Cost of Materials -B-:

None

Rising cost of materials has raised the production cost of the Square and Large Rectangular Backpacks by 20%.

Cost of Materials -C-:

None

Competition between material suppliers has lowered the cost of the Advanced fabric by 10%.

Discount Retail Chain:

None

My analysis shows that the Discount Retail Chain has lost about 10% of its previously reported customer base. Perhaps shoppers are moving to other channels?

Distribution Channel:

None

Good news for a change. The Discount Retail Chain distribution channel is now offering more favorable terms. They've dropped their required cut from 50% to 40%.

Distributor Cut:

None

The Online Discount Retailer is halving its distributor cut from 40% to 20% for the next two quarters.

Market Development Funds -A:

None

The cost of market development funds in the Department Store channel has decreased from 1,000.00 to 500.00 this quarter only.

Market Development Funds -B:

None

The cost of market development funds in the Online Discount Retailer channel has increased to 1,500.00 from 1,000.00.

Market Development Funds -C:

None

The cost of market development funds in the High End Outdoor channel has decreased from 1,000.00 to 500.00 this quarter only.

Marketing Message -A-:

None

New data suggests a 'Smart' marketing message now has a greater appeal to Outdoor Enthusiasts.

Marketing Message -B-:

None

New data suggests a 'Lightweight' marketing message will now be more appealing to Luxury Trendfollowers.

33    

Description of the Event

Marketing Message -C-:

None

New data suggests 'Cutting Edge' marketing messages will be more appealing to University Students.

Online Retailing:

None

It appears more and more people are shopping online. Total customer reach in the Online Discount Retailer channel has increased by 5%.

Poster Advertising:

None

All poster advertising is available at a 25% discount for the next three quarters. Something to consider when planning our ad buys.

Print Advertising:

None

All print advertising is available at a 25% discount for the next three quarters. Something to consider when planning our upcoming media spending.

Radio Advertising:

None

All radio advertising is available at a 33% discount for the next three quarters. Something to consider when planning our upcoming media spending.

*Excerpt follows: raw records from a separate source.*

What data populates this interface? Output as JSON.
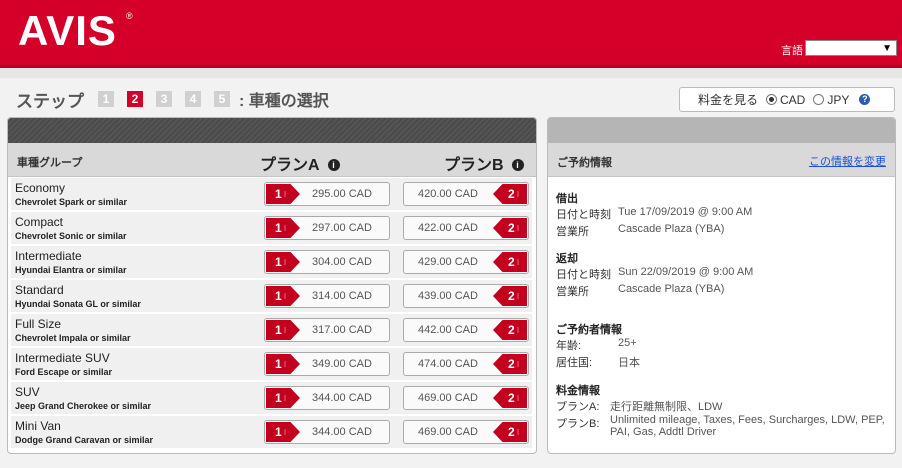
{
  "header": {
    "logo": "AVIS",
    "logo_reg": "®",
    "language_label": "言語",
    "language_selected": "",
    "brand_color": "#d4002a"
  },
  "steps": {
    "label": "ステップ",
    "items": [
      "1",
      "2",
      "3",
      "4",
      "5"
    ],
    "active": "2",
    "title": ": 車種の選択"
  },
  "currency": {
    "label": "料金を見る",
    "options": [
      "CAD",
      "JPY"
    ],
    "selected": "CAD",
    "help_icon": "question-icon"
  },
  "vehicles": {
    "group_header": "車種グループ",
    "plan_a_header": "プランA",
    "plan_b_header": "プランB",
    "plan_a_tag": "1",
    "plan_b_tag": "2",
    "rows": [
      {
        "name": "Economy",
        "model": "Chevrolet Spark or similar",
        "price_a": "295.00 CAD",
        "price_b": "420.00 CAD"
      },
      {
        "name": "Compact",
        "model": "Chevrolet Sonic or similar",
        "price_a": "297.00 CAD",
        "price_b": "422.00 CAD"
      },
      {
        "name": "Intermediate",
        "model": "Hyundai Elantra or similar",
        "price_a": "304.00 CAD",
        "price_b": "429.00 CAD"
      },
      {
        "name": "Standard",
        "model": "Hyundai Sonata GL or similar",
        "price_a": "314.00 CAD",
        "price_b": "439.00 CAD"
      },
      {
        "name": "Full Size",
        "model": "Chevrolet Impala or similar",
        "price_a": "317.00 CAD",
        "price_b": "442.00 CAD"
      },
      {
        "name": "Intermediate SUV",
        "model": "Ford Escape or similar",
        "price_a": "349.00 CAD",
        "price_b": "474.00 CAD"
      },
      {
        "name": "SUV",
        "model": "Jeep Grand Cherokee or similar",
        "price_a": "344.00 CAD",
        "price_b": "469.00 CAD"
      },
      {
        "name": "Mini Van",
        "model": "Dodge Grand Caravan or similar",
        "price_a": "344.00 CAD",
        "price_b": "469.00 CAD"
      }
    ]
  },
  "reservation": {
    "title": "ご予約情報",
    "change_link": "この情報を変更",
    "pickup": {
      "title": "借出",
      "datetime_label": "日付と時刻",
      "datetime": "Tue 17/09/2019 @ 9:00 AM",
      "location_label": "営業所",
      "location": "Cascade Plaza (YBA)"
    },
    "return": {
      "title": "返却",
      "datetime_label": "日付と時刻",
      "datetime": "Sun 22/09/2019 @ 9:00 AM",
      "location_label": "営業所",
      "location": "Cascade Plaza (YBA)"
    },
    "renter": {
      "title": "ご予約者情報",
      "age_label": "年齢:",
      "age": "25+",
      "residence_label": "居住国:",
      "residence": "日本"
    },
    "rates": {
      "title": "料金情報",
      "plan_a_label": "プランA:",
      "plan_a": "走行距離無制限、LDW",
      "plan_b_label": "プランB:",
      "plan_b_line1": "Unlimited mileage, Taxes, Fees, Surcharges, LDW, PEP,",
      "plan_b_line2": "PAI, Gas, Addtl Driver"
    }
  }
}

Retail Price:

None

The High End Outdoor retail channel has raised their required cut from 28% to 35%. On the bright side, they've increased the accepted retail price of backpacks to $200.

Segment Data -A-:

None

New data suggests University Students are showing a willingness to pay more for backpacks.

Segment Data -B-:

None

My latest research shows that DURABILITY is now a more highly valued backpack trait for University Students.

Segment Data -C-:

None

My latest research shows that ecofriendliness is now in high demand by luxury trend-followers. I thought you should know.

Segment Growth -A-:

None

New demographic data suggests Urban commuters are growing faster than previous estimates. The urban commuter growth rate has increased from 4% to 6%.

Segment Growth -B-:

None

Demographic data shows the luxury trendfollower market segment is growing slower than previous estimates. Luxury trendfollower growth rate has decreased from 7% to 5%.

34    

Television Advertising:

Bad news. The cost of all television advertising has increased by 15%. Take that into account when making advertising buys this quarter.

None

 

35